- Natural areas
- Contact information
- For information on State Natural Areas, contact:
- Thomas Meyer
Natural areas conservation biologist
Wisconsin State Natural Areas Program Pea Creek Sedge Meadow (No. 315)
Within Eau Claire County Forest, Eau Claire County. T25N-R5W, Sections 3, 4. 200 acres.
Pea Creek Sedge Meadow features a large, undisturbed acid meadow that is the headwaters of Pea Creek, a tributary of the Eau Claire River. Dominant plants include few-seeded sedge, beaked sedge, tussock sedge, blue-joint grass, bog birch, and leather-leaf over a patchy cover of sphagnum. Other characteristic herbs and shrubs are steeplebush, bog willow, swamp candles, marsh fern, wild iris, swamp loosestrife, northern bog goldenrod, and swamp dewberry. The meadow is more open along the edges and becomes brushy toward the center. Patches of tamarack are also present, mostly near the eastern margins of the wetland. A tall shrub zone of speckled alder, black chokeberry, mountain holly, and common winterberry occupies a portion of the upland-wetland interface. Several small stands of white pine-red maple forest are present along the edges of the meadow while uplands are sandy and mostly second-growth white pine, oak, aspen, and birch. Notable birds include sedge wren (Cistothorus plantensis), northern harrier (Circus cyaneus), and sandhill crane. Pea Creek Sedge Meadow is owned by Eau Claire County and was designated a State Natural Area in 1996.

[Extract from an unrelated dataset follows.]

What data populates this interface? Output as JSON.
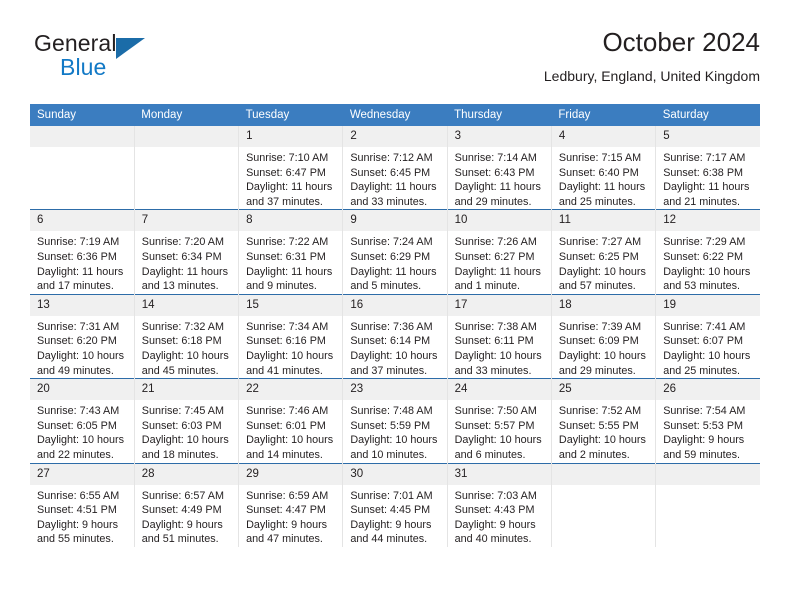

From the intersection of Highways 12 and H in Fairchild, go north on H 5.2 miles and park along the road (about 0.25 miles past Highway M). The open sedge meadow lies west of the highway.
Pea Creek Sedge Meadow is owned by:
- Eau Claire County
The DNR's state natural areas program is comprised of lands owned by the state, private conservation organizations, municipalities, other governmental agencies, educational institutions and private individuals. While the majority of SNAs are open to the public, access may vary according to individual ownership policies. Public use restrictions may apply due to public safety, or to protect endangered or threatened species or unique natural features. Lands may be temporarily closed due to specific management activities. Users are encouraged to contact the landowner for more specific details.
The data shown on these maps have been obtained from various sources, and are of varying age, reliability, and resolution. The data may contain errors or omissions and should not be interpreted as a legal representation of legal ownership boundaries.
Very few State Natural Areas have public facilities, but nearly all are open for a variety of recreational activities as indicated below. Generally, there are no picnic areas, restrooms, or other developments. Parking lots or designated parking areas are noted on individual SNA pages and maps. Trails, if present, are typically undesignated footpaths. If a developed trail is present, it will normally be noted on the SNA map and/or under the "Access" tab. A compass and topographic map or a GPS unit are useful tools for exploring larger, isolated SNAs.
Hunting and trapping
This is a non-DNR owned SNA: Opportunities for hunting and trapping depend on the land owner. Please contact them directly to find out about their rules for hunting and trapping. You can find a link to other owner websites under the "Resource links" heading above. More details regarding allowable uses of this non-DNR owned SNA may be posted, if available, under the "Access" tab above.
Other allowable activities such as - but not limited to camping, geocaching and bicycling are determined by the landowner. Please contact them directly or visit their websites for details.